[[ Material provided, beginning ]]

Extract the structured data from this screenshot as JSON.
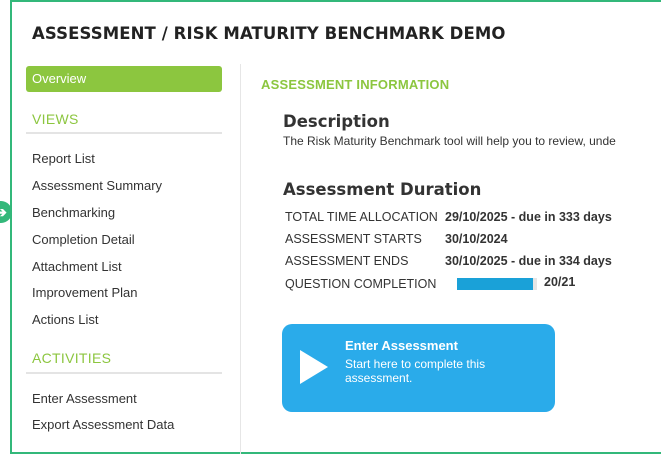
{
  "page": {
    "title": "ASSESSMENT / RISK MATURITY BENCHMARK DEMO"
  },
  "sidebar": {
    "overview_label": "Overview",
    "views_heading": "VIEWS",
    "views_items": [
      {
        "label": "Report List"
      },
      {
        "label": "Assessment Summary"
      },
      {
        "label": "Benchmarking"
      },
      {
        "label": "Completion Detail"
      },
      {
        "label": "Attachment List"
      },
      {
        "label": "Improvement Plan"
      },
      {
        "label": "Actions List"
      }
    ],
    "activities_heading": "ACTIVITIES",
    "activities_items": [
      {
        "label": "Enter Assessment"
      },
      {
        "label": "Export Assessment Data"
      }
    ],
    "current_pointer_icon": "arrow-right-circle-icon"
  },
  "main": {
    "section_heading": "ASSESSMENT INFORMATION",
    "description": {
      "title": "Description",
      "text": "The Risk Maturity Benchmark tool will help you to review, unde"
    },
    "duration": {
      "title": "Assessment Duration",
      "rows": [
        {
          "label": "TOTAL TIME ALLOCATION",
          "value": "29/10/2025 - due in 333 days"
        },
        {
          "label": "ASSESSMENT STARTS",
          "value": "30/10/2024"
        },
        {
          "label": "ASSESSMENT ENDS",
          "value": "30/10/2025 - due in 334 days"
        }
      ],
      "completion_label": "QUESTION COMPLETION",
      "completion_text": "20/21",
      "completion_fraction": 0.952
    },
    "enter_button": {
      "title": "Enter Assessment",
      "subtitle": "Start here to complete this assessment.",
      "icon": "play-icon"
    }
  },
  "colors": {
    "accent_green": "#8cc63f",
    "frame_green": "#33b87a",
    "button_blue": "#2aabea",
    "progress_blue": "#1aa1d8"
  }
}
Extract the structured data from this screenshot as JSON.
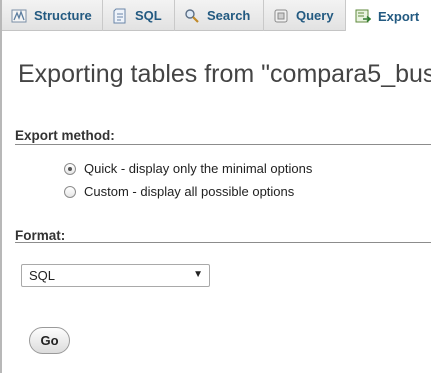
{
  "tabs": [
    {
      "label": "Structure",
      "icon": "structure-icon",
      "active": false
    },
    {
      "label": "SQL",
      "icon": "sql-icon",
      "active": false
    },
    {
      "label": "Search",
      "icon": "search-icon",
      "active": false
    },
    {
      "label": "Query",
      "icon": "query-icon",
      "active": false
    },
    {
      "label": "Export",
      "icon": "export-icon",
      "active": true
    }
  ],
  "page_title": "Exporting tables from \"compara5_bus",
  "export_method": {
    "legend": "Export method:",
    "options": [
      {
        "label": "Quick - display only the minimal options",
        "checked": true
      },
      {
        "label": "Custom - display all possible options",
        "checked": false
      }
    ]
  },
  "format": {
    "legend": "Format:",
    "selected": "SQL"
  },
  "go_label": "Go",
  "colors": {
    "tab_text": "#235a81",
    "tabbar_bg": "#e8e8e8",
    "title_text": "#444444"
  }
}
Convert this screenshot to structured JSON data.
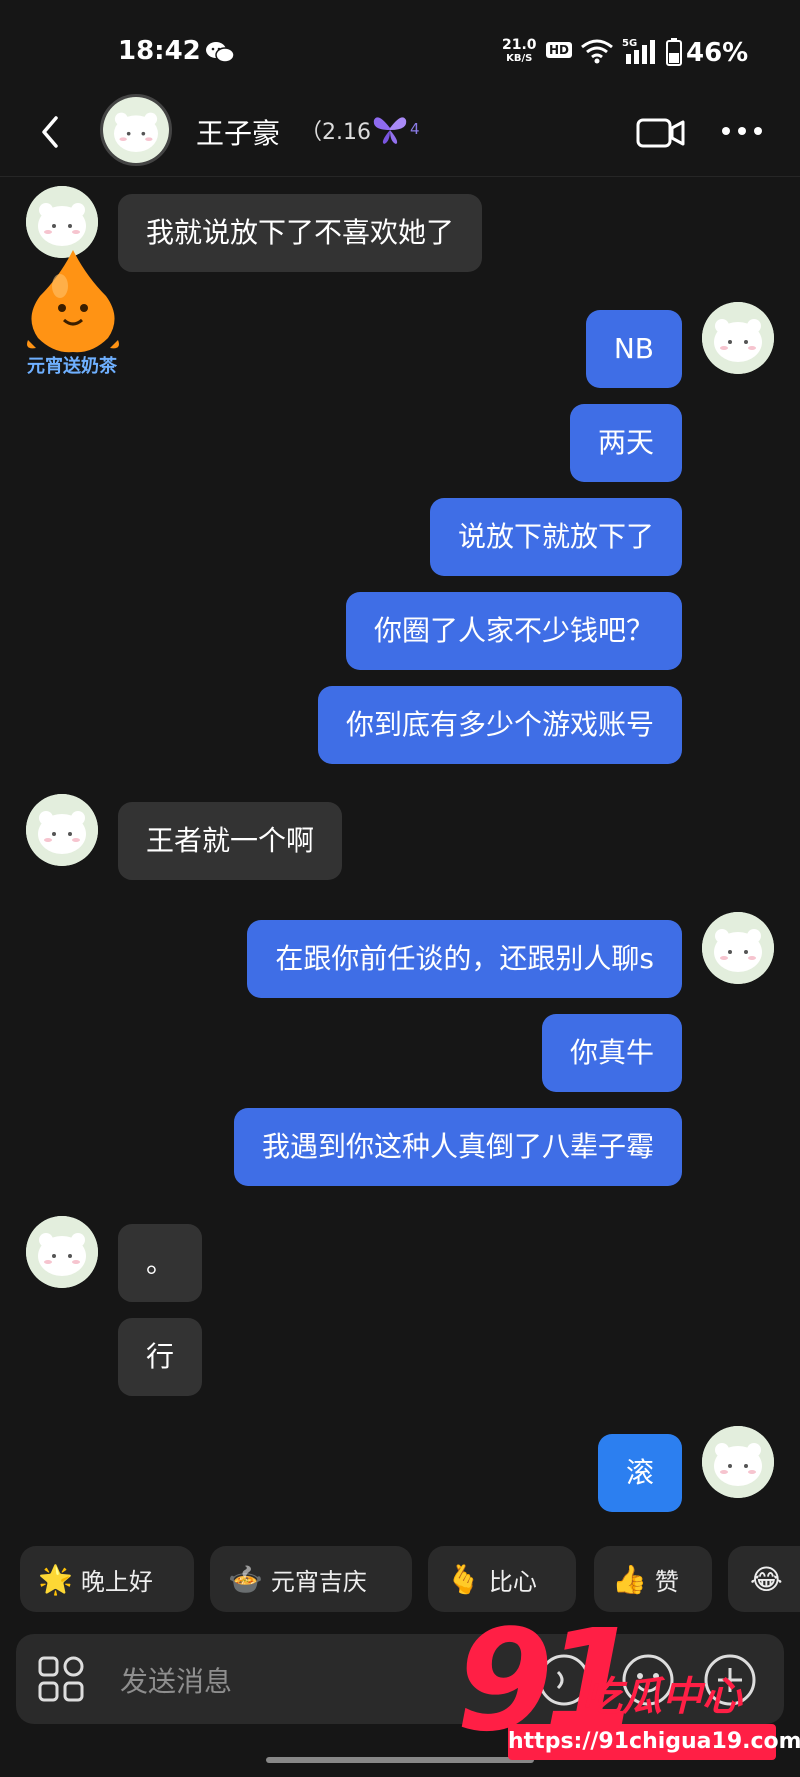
{
  "status_bar": {
    "time": "18:42",
    "net_speed": "21.0",
    "net_unit": "KB/S",
    "hd": "HD",
    "network": "5G",
    "battery": "46%"
  },
  "header": {
    "name": "王子豪",
    "paren": "（2.16",
    "level": "4"
  },
  "gift": {
    "label": "元宵送奶茶"
  },
  "messages": [
    {
      "from": "them",
      "text": "我就说放下了不喜欢她了"
    },
    {
      "from": "me",
      "text": "NB"
    },
    {
      "from": "me",
      "text": "两天"
    },
    {
      "from": "me",
      "text": "说放下就放下了"
    },
    {
      "from": "me",
      "text": "你圈了人家不少钱吧？"
    },
    {
      "from": "me",
      "text": "你到底有多少个游戏账号"
    },
    {
      "from": "them",
      "text": "王者就一个啊"
    },
    {
      "from": "me",
      "text": "在跟你前任谈的，还跟别人聊s"
    },
    {
      "from": "me",
      "text": "你真牛"
    },
    {
      "from": "me",
      "text": "我遇到你这种人真倒了八辈子霉"
    },
    {
      "from": "them",
      "text": "。"
    },
    {
      "from": "them",
      "text": "行"
    },
    {
      "from": "me",
      "text": "滚"
    }
  ],
  "quick_replies": [
    {
      "icon": "star-face-icon",
      "label": "晚上好"
    },
    {
      "icon": "rice-bowl-icon",
      "label": "元宵吉庆"
    },
    {
      "icon": "heart-hands-icon",
      "label": "比心"
    },
    {
      "icon": "thumbs-up-icon",
      "label": "赞"
    },
    {
      "icon": "laughing-face-icon",
      "label": ""
    }
  ],
  "input": {
    "placeholder": "发送消息"
  },
  "watermark": {
    "number": "91",
    "text": "吃瓜中心",
    "url": "https://91chigua19.com"
  },
  "colors": {
    "background": "#161616",
    "sent_bubble": "#3f6ee6",
    "received_bubble": "#333333",
    "watermark": "#ff1f45"
  }
}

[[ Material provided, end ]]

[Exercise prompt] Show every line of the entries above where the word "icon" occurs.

[Solved exercise]
    "current_pointer_icon": "arrow-right-circle-icon"
      "icon": "play-icon"
      "icon": "structure-icon",
      "icon": "sql-icon",
      "icon": "search-icon",
      "icon": "query-icon",
      "icon": "export-icon",
      "icon": "star-face-icon",
      "icon": "rice-bowl-icon",
      "icon": "heart-hands-icon",
      "icon": "thumbs-up-icon",
      "icon": "laughing-face-icon",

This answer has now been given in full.